This letter seeks clear answers about the shoddy administration of the Brain Injury and Recovery Laboratory in yet another effort to reinforce the need for proper oversight and responsible spending at VA.
Officials from the Center of Excellence assured Congress that the imaging program was on track, fueled by the cumulative resources of five grants which would fund its activities for several years. But then in 2011, research stopped, supposedly because the scanner produced images of poor quality. Schwartz says,
The machine has sat dormant for the past three years, plagued by a series of delays caused by mismanagement, mechanical failures and bureaucratic roadblocks… In a grim internal assessment, the center’s associate research director… wrote in March 2013: “I think there should be serious consideration of returning the MRI from where it came because we do not have the expertise to use it or care for it.”
While the rig is sitting there, a full-time technician has to perform daily maintenance checks.
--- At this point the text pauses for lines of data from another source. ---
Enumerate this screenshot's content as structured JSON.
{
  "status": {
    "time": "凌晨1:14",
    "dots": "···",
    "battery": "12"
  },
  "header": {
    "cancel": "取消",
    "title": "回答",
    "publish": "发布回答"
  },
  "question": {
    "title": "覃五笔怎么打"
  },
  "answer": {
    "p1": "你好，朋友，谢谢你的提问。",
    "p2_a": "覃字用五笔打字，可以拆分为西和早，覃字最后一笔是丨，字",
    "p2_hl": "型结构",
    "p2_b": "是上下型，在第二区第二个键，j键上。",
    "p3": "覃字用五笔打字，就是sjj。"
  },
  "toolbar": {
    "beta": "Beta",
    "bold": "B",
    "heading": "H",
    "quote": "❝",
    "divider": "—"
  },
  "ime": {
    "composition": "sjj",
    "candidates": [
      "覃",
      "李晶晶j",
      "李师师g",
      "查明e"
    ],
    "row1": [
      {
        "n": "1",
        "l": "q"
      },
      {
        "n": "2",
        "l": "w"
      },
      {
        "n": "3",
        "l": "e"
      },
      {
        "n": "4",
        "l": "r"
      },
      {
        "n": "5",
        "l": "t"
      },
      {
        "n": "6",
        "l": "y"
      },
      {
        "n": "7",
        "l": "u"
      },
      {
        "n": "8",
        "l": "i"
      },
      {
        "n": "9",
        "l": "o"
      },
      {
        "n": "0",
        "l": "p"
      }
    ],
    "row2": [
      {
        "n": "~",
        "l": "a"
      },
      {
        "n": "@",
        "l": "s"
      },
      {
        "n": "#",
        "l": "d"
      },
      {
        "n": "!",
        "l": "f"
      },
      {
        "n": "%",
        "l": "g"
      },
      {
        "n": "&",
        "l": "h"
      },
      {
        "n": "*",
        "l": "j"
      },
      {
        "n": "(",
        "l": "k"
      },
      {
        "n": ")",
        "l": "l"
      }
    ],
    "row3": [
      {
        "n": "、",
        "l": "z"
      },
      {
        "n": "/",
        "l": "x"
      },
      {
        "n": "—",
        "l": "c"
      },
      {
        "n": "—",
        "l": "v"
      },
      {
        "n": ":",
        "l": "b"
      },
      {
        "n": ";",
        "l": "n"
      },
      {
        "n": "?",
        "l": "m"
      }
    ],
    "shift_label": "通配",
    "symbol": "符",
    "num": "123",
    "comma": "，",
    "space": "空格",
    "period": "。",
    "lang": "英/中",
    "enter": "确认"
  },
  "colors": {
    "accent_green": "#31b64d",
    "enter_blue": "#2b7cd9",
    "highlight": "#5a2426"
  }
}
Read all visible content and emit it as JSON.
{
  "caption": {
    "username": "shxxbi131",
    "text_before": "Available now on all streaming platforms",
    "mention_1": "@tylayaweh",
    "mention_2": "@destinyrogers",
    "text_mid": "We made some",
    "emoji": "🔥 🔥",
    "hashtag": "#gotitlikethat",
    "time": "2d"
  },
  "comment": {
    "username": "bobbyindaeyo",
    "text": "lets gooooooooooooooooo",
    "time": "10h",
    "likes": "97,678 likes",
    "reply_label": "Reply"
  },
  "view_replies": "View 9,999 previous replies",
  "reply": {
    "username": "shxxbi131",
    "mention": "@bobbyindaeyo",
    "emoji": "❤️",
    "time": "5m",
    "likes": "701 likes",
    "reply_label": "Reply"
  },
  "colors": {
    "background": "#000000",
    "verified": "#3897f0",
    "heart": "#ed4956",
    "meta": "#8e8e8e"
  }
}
Turning it off and on would consume far too much costly energy, so it just stays on all the time. An administrator claimed that the mobile MRI taught the Veterans Administration valuable “lessons.” Seems like one of those lessons should have been, “To run fancy machines, hire qualified personnel.” If the machine itself is defective, why not get it fixed? Surely the power and majesty of the U.S. Government can compel a manufacturer to deliver a product in good working order. If Uncle Sam can’t do it, who can?
That is where matters stand at present, with not a single published study to justify all the hoopla and expense. Meanwhile, the program has not helped even one veteran of any branch of service, regardless of rank, race, gender, or housing status.
Source: “Study: Nearly Half of All Homeless Men Suffered Brain Injury before Losing Homes,” MSSM.edu, 04/26/14
Source: “Traumatic Brain Injury Overview,” Military,com, undated
Source: “Lost opportunity,” Statesman.com, 09/07/14
Source: “Troubled beginnings,” Statesman.com, 09/07/14
Source: “VA claims troubled Waco MRI research program provided ‘lessons’,” ClaroSports.com, 10/03/14
Image by Jon Olav Eikenes